**Activity:** Filter the listing below down to the lines with the word "window" and copy those.
————
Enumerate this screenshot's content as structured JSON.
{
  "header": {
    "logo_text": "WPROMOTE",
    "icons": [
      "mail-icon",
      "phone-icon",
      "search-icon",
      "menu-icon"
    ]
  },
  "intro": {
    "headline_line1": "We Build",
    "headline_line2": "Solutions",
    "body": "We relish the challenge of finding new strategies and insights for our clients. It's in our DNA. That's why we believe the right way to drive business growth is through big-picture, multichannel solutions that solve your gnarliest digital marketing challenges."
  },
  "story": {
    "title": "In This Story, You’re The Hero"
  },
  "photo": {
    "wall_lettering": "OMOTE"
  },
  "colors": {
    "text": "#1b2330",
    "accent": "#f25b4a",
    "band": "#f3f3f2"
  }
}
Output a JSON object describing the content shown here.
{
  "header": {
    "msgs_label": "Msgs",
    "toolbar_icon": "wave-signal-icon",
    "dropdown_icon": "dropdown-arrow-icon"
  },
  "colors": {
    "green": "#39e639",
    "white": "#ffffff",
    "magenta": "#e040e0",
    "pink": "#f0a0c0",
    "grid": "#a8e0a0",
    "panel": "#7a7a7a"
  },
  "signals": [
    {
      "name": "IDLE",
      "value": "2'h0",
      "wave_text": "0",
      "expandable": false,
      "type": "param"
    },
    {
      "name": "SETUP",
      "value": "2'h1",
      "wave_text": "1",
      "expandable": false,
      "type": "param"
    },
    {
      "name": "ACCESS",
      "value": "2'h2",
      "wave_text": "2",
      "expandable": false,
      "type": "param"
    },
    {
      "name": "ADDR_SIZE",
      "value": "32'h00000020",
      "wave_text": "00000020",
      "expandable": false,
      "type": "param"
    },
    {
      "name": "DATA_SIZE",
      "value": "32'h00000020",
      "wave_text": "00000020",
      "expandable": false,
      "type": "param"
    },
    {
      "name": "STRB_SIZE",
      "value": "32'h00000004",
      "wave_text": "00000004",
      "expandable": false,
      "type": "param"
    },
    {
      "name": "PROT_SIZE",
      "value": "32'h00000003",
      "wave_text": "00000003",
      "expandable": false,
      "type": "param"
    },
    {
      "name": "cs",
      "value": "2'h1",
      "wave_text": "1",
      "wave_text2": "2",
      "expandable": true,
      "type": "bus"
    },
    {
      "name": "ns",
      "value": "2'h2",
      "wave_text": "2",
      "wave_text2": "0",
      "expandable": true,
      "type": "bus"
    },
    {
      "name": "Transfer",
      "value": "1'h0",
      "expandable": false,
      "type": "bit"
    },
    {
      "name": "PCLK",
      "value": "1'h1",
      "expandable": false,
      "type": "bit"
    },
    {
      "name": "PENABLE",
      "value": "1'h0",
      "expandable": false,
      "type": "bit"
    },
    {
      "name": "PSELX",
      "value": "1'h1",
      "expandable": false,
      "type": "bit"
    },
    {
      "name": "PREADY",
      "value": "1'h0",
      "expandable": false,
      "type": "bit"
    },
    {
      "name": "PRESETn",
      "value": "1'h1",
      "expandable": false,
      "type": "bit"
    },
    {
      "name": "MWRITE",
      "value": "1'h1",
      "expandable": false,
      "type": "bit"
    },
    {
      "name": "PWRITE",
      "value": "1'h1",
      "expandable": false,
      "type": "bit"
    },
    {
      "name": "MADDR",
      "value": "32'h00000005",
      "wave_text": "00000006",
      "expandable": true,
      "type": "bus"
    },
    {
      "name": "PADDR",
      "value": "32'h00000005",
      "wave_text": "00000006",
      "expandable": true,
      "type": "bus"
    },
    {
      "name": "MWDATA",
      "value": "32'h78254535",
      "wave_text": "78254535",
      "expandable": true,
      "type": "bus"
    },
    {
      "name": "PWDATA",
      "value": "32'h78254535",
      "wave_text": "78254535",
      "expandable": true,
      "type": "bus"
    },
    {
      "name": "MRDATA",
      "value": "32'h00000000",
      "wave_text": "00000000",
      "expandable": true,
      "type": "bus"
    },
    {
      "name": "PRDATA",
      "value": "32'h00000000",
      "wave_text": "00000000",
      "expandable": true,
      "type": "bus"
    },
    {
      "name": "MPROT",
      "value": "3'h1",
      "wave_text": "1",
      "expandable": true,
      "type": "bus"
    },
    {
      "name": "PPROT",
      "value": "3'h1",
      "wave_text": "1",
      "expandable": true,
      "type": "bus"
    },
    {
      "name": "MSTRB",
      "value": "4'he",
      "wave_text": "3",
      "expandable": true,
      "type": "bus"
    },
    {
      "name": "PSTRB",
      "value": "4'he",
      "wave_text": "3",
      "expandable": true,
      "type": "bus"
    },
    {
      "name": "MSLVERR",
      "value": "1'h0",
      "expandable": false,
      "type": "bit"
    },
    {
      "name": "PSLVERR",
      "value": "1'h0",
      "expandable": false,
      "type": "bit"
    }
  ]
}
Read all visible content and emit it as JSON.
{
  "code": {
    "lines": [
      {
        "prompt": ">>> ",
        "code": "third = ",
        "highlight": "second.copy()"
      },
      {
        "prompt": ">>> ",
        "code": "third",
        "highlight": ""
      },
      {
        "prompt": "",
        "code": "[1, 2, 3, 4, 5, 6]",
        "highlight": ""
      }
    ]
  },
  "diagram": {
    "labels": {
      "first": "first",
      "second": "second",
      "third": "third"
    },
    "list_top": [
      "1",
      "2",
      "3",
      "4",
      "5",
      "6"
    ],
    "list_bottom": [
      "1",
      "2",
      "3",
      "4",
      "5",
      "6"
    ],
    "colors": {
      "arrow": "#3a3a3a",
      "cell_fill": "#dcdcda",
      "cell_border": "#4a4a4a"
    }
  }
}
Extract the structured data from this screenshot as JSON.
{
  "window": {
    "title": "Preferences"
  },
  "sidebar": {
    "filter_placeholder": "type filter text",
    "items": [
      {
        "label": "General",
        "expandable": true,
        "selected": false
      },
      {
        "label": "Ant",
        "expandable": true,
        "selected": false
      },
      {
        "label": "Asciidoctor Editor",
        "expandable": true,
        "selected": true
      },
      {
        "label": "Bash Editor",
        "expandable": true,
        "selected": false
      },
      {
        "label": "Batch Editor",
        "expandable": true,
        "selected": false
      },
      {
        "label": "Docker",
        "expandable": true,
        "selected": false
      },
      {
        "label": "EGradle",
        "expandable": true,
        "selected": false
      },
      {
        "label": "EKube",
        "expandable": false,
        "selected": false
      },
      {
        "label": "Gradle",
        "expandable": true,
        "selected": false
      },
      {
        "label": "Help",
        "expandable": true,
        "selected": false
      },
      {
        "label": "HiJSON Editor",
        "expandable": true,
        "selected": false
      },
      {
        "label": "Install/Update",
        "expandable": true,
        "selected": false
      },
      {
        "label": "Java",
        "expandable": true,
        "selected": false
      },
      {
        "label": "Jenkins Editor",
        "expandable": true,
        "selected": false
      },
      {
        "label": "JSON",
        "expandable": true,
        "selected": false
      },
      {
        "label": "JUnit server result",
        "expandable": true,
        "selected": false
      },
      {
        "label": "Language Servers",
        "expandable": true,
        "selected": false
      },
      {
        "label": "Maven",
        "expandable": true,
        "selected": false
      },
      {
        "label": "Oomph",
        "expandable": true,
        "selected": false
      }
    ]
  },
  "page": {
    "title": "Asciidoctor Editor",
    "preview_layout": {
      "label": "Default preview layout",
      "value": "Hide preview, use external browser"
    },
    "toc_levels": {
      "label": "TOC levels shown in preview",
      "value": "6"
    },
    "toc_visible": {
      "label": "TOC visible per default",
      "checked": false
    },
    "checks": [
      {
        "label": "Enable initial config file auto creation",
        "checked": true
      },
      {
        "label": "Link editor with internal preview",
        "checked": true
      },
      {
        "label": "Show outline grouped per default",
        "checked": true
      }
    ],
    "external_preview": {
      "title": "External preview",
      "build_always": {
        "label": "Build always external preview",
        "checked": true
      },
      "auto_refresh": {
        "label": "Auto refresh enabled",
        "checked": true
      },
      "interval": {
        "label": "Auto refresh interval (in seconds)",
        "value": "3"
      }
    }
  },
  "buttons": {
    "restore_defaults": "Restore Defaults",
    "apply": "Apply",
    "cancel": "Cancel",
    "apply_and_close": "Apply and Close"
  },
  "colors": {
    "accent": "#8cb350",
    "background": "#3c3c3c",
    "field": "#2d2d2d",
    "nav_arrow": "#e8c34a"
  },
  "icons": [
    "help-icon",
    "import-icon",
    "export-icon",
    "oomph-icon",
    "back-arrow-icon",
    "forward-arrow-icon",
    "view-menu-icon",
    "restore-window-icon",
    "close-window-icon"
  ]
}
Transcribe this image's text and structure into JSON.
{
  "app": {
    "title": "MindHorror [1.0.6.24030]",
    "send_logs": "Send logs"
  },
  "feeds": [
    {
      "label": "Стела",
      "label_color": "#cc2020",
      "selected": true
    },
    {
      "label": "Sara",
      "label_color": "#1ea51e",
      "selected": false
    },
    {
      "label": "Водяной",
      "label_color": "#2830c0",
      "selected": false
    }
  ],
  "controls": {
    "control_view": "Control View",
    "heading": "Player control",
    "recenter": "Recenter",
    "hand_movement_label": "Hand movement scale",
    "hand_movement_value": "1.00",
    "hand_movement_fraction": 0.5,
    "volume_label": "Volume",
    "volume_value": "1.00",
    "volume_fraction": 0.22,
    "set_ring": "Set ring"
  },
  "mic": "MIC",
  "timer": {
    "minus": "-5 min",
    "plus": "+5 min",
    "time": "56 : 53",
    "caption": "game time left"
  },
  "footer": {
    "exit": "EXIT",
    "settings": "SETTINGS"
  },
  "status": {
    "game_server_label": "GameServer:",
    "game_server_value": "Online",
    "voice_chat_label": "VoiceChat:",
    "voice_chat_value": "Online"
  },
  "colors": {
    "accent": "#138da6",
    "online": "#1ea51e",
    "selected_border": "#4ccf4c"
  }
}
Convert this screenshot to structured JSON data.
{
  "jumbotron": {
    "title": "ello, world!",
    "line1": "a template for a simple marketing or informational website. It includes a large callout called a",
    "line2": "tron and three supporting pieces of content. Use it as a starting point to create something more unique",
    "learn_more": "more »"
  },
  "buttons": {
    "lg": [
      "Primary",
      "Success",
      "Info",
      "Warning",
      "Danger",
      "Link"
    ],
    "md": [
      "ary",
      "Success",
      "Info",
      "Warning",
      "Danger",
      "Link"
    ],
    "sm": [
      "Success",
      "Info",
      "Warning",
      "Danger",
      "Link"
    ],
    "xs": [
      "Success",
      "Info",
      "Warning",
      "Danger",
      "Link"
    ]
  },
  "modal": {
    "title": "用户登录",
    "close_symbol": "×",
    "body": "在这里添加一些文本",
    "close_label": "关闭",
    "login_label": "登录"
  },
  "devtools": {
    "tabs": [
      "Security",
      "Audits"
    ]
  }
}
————
**Answer box:**
  "window": {
    "restore-window-icon",
    "close-window-icon"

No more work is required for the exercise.